There is a way to detach the computer (using a command) from the domain by running a Log Off script, using a command called "netdom" (I think it's part of the W2K Res. Kit).  It can only be done by a user part of the local admin group in that PC. One more thing: to make that computer part of the domain again, you 'll have to do it manually...and It can only be done by an user part (at least) of the Account Operators Group.

If you can give us some more information of why you want to do this....it would help.
Thx !



Author Comment

ID: 12422784
the reason I want that is first for inventory purposes. though I am using a third party software that shows all the computers on the network.
But there is another problem that came up. I can ping 02 computer with different names and they give me the same IP address.
I flushed DNS, Released the DHCP and it still gives me the same.


Expert Comment

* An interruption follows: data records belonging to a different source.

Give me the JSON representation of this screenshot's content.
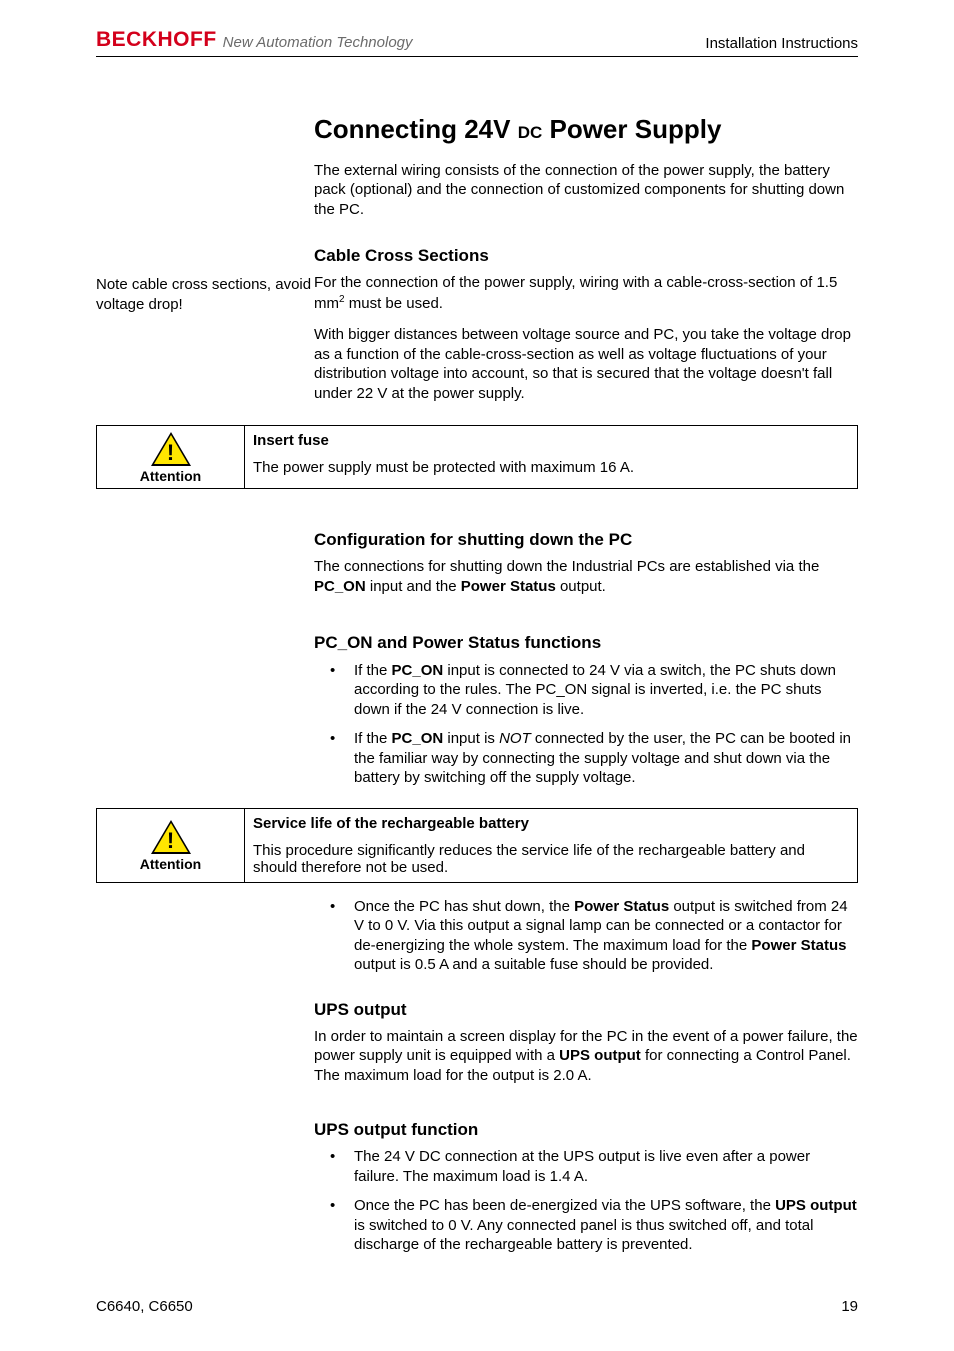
{
  "header": {
    "logo_brand": "BECKHOFF",
    "logo_tagline": "New Automation Technology",
    "right": "Installation Instructions"
  },
  "title": {
    "pre": "Connecting 24V ",
    "sub": "DC",
    "post": " Power Supply"
  },
  "intro": "The external wiring consists of the connection of the power supply, the battery pack (optional) and the connection of customized components for shutting down the PC.",
  "section_cable": {
    "heading": "Cable Cross Sections",
    "sidenote": "Note cable cross sections, avoid voltage drop!",
    "p1_a": "For the connection of the power supply, wiring  with a cable-cross-section of 1.5 mm",
    "p1_sup": "2",
    "p1_b": "  must be used.",
    "p2": "With bigger distances between voltage source and PC, you take the voltage drop as a function of the cable-cross-section as well as voltage fluctuations of your distribution voltage into account, so that is secured that the voltage doesn't fall under 22 V at the power supply."
  },
  "attention1": {
    "label": "Attention",
    "title": "Insert fuse",
    "body": "The power supply must be protected with maximum 16 A."
  },
  "section_config": {
    "heading": "Configuration for shutting down the PC",
    "p1_a": "The connections for shutting down the Industrial PCs are established via the ",
    "p1_b": "PC_ON",
    "p1_c": " input and the ",
    "p1_d": "Power Status",
    "p1_e": " output."
  },
  "section_pc_on": {
    "heading": "PC_ON and Power Status functions",
    "li1_a": "If the ",
    "li1_b": "PC_ON",
    "li1_c": " input is connected to 24 V via a switch, the PC shuts down according to the rules. The PC_ON signal is inverted, i.e. the PC shuts down if the 24 V connection is live.",
    "li2_a": "If the ",
    "li2_b": "PC_ON",
    "li2_c": " input is ",
    "li2_d": "NOT",
    "li2_e": " connected by the user, the PC can be booted in the familiar way by connecting the supply voltage and shut down via the battery by switching off the supply voltage."
  },
  "attention2": {
    "label": "Attention",
    "title": "Service life of the rechargeable battery",
    "body": "This procedure significantly reduces the service life of the rechargeable battery and should therefore not be used."
  },
  "after_attention2": {
    "li_a": "Once the PC has shut down, the ",
    "li_b": "Power Status",
    "li_c": " output is switched from 24 V to 0 V. Via this output a signal lamp can be connected or a contactor for de-energizing the whole system. The maximum load for the ",
    "li_d": "Power Status",
    "li_e": " output is 0.5 A and a suitable fuse should be provided."
  },
  "section_ups": {
    "heading": "UPS output",
    "p_a": "In order to maintain a screen display for the PC in the event of a power failure, the power supply unit is equipped with a ",
    "p_b": "UPS output",
    "p_c": " for connecting a Control Panel. The maximum load for the output is 2.0 A."
  },
  "section_ups_fn": {
    "heading": "UPS output function",
    "li1": "The 24 V DC connection at the UPS output is live even after a power failure. The maximum load is 1.4 A.",
    "li2_a": "Once the PC has been de-energized via the UPS software, the ",
    "li2_b": "UPS output",
    "li2_c": " is switched to 0 V. Any connected panel is thus switched off, and total discharge of the rechargeable battery is prevented."
  },
  "footer": {
    "left": "C6640, C6650",
    "right": "19"
  }
}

ID: 12423014
Have you checked the DNS entries in your DNS Server for those two computers ?
They might have the same IP address there.
If they do, erase the wrong record...or even better: erase both of them and reboot those two computers so DNS records can be updated.

Have you tried pinging the ip address to bring the hostname ? IE :  ping -a xxx.xxx.xxx.xxx
If you get same results, you should also erase PTR records from DNS.

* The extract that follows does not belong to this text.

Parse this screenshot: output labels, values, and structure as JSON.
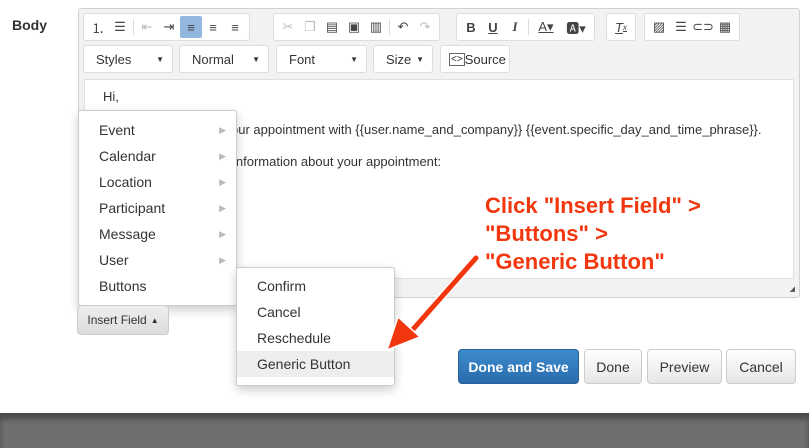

There is no way two computers can have the same IP address or name in the same network.

Accepted Solution

Rheiniluoma earned 750 total points
ID: 12423130
OK, this really isn't an Active Directory issue then. It's a DNS issue.

DNS, buy its nature is supposed to keep name-ip mappings around for a while. It does not normally have a mechanism to check for the presence/validity of the entry though (remember DNS was developed long before Active Directory or even reliable TCP/IP connections).

If you are using your DHCP and Active Directory integrated DNS zone to automatically register DNS entries for machines, then the only way to get this process o go faster, is to set your DNS to scavenge old records.

Now there is a caveat you need to be careful of. Scavenging old records can kill off some of your static entries.  If you're not running any static entries, then you'll be fine.

The question is how much overlap are you ready/willing to tolerate? If you're having a non-DHCP machine "register this connection's entry in DNS" then every time you boot the machine, it registers. DHCP the same every time you reboot or release/renew.

Scavenging, if enabled, runs on entries seven days or older.

If you have machines which are statically configured, and almost never reboot, then this is not necessarily the right solution for you.

Go into the DNS console and delete the invalid entry, and it'll be fixed up.

Expert Comment

ID: 12431168
Dear Chuckbuchan:

Another solution if you don't want to miss up with your DNS is to see which of the two machines is registered with the IP in the DHCP and change the NIC for the other machine.

Featured Post

Looking for the Wi-Fi vendor that's right for you?

We know how difficult it can be to evaluate Wi-Fi vendors, so we created this helpful Wi-Fi Buyer's Guide to help you find the Wi-Fi vendor that's right for your business! Download the guide and get started on our checklist today!

Question has a verified solution.

If you are experiencing a similar issue, please ask a related question

Make the most of your online learning experience.
This article explains the fundamentals of industrial networking which ultimately is the backbone network which is providing communications for process devices like robots and other not so interesting stuff.
Are you ready to implement Active Directory best practices without reading 300+ pages? You're in luck. In this webinar hosted by Skyport Systems, you gain insight into Microsoft's latest comprehensive guide, with tips on the best and easiest way…
In this brief tutorial Pawel from AdRem Software explains how you can quickly find out which services are running on your network, or what are the IP addresses of servers responsible for each service. Software used is freeware NetCrunch Tools (https…

618 members asked questions and received personalized solutions in the past 7 days.

Join the community of 500,000 technology professionals and ask your questions.

Join & Ask a Question